COOPERSTOWN—Veteran organist Beau Sasser will be joined by Justin Henricks on guitar and Bill Carbone on drums when the Beau Sasser Trio takes the stage on Friday, February 10 at The Otesaga Resort Hotel. Their performance, part of the Cooperstown Concert Series’ 53rd season, begins at 7:30 p.m. Tickets are available online and at the door.
The Beau Sasser Trio pays tribute to the classic organ trio sound, with soul classics in the boogaloo and acid jazz stylings popularized in the 1960s and 1980s, respectively. In addition to performing as a trio, all three members are involved with other touring projects. Sasser is currently part of the progressive funk/fusion band Kung Fu, and working with his own band, The Escape Plan. Hendricks performs with Albany-based funk and soul group Wurliday and Carbone is a core member of the legendary jam band Max Creek.
In advance of Friday’s concert, Sasser took time out of his busy schedule to answer a few questions:
How long have the three of you been playing together?
The trio has been around for about 15 years. We started playing a weekly trio gig in Northampton, Massachusetts and the night being very popular…We still play that gig and the rest is history!
In 1897, “The Sun,” a New York newspaper, published one of the most famous editorials in journalism. Written by Francis Pharcellus Church, it was in answer to a letter written by an 8-year-old girl who was not satisfied by answers given her by her family and friends to her question—one that remains to this day on the inquisitive minds of many children—Is there a Santa Claus?
“We take pleasure in answering at once and thus prominently the communication below, expressing at the same time our great gratification that its faithful author is numbered among the friends of The Sun:
‘Dear Editor: I am 8 years old. ‘Some of my little friends say there is no Santa Claus. ‘Papa says “If you see it in The Sun it’s so.” ‘Please tell me the truth: is there a Santa Claus? Virginia O’Hanlon 115 West Ninety-Fifth Street’

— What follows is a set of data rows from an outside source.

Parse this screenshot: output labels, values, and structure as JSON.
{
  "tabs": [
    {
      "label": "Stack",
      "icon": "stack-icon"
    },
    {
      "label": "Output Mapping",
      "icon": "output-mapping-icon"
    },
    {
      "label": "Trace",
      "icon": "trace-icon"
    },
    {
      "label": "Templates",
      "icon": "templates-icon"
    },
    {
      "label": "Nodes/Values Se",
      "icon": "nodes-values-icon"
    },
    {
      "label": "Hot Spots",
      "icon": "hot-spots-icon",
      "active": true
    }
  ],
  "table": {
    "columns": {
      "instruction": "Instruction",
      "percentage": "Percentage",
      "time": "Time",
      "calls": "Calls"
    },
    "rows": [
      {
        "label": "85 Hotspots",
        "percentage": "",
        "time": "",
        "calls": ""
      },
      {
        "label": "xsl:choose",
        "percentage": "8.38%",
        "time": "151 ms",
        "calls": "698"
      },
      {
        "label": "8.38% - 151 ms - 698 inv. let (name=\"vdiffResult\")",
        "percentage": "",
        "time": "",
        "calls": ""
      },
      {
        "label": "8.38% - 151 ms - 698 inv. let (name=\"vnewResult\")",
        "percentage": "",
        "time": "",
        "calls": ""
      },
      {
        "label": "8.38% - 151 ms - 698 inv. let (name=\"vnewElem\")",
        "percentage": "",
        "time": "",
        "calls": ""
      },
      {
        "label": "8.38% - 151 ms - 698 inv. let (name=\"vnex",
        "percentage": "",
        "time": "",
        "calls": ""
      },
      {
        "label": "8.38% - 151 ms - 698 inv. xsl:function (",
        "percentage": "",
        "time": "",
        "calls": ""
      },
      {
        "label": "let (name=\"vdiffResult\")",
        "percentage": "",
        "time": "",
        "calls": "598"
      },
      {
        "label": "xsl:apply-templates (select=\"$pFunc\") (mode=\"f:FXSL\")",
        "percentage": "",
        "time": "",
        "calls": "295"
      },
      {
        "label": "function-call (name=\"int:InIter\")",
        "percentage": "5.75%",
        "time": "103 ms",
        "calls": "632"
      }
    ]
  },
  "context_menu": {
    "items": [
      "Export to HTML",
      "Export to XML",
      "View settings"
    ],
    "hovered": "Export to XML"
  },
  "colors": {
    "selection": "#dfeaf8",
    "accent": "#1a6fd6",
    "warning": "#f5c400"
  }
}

The Susquehanna Society for the Prevention of Cruelty to Animals (SQSPCA) has set two ambitious year-end goals, and they now need support from the public in order to meet those targets.
The “Promise for Parkie Challenge” has been underway since Giving Tuesday, November 29. If the SQSPCA can raise $100,000.00 by end of day December 31, challenge sponsors Beth and Gary Glynn will give the shelter an additional $25,000.00.
Dr. Jonathan Davis, president of the Unatego Science Foundation, recently provided the Unatego School District with a $3,000.00 check which will be used to purchase scientific equipment, materials, supplies, technology, software, curricular materials, and provide fellowships to deserving students from the district. Since its founding in 2008, the foundation has donated more than $86,000.00 to provide Unatego with financial resources for students and teachers. “It’s one way to give back to the community,” said Davis. “It’s been great to help our local students.”
Davis owns and operates Valley Veterinary Associates, specializing in theriogenology and surgery, along with Milfer Farm, Inc., which is one of the largest Thoroughbred breeders in New York State.
Hill City Celebrations, formerly known as First Night Oneonta, commenced its third annual Festival of Lights in Neahwa Park on December 18, preceded by an opening ceremony to celebrate this year’s festival honorees, retired A.O. Fox Hospital providers Dr. Yoshiro Matsuo and Physician’s Assistant Lynne Bolstad.
The reception, which took place just before sundown ahead of the festival lighting, celebrated Matsuo and Bolstad, longtime and beloved community practitioners who served the greater Oneonta area for nearly 40 years. Remarks were offered by Mayor Mark Drnek and family physician Dr. Benjamin Friedell, among others.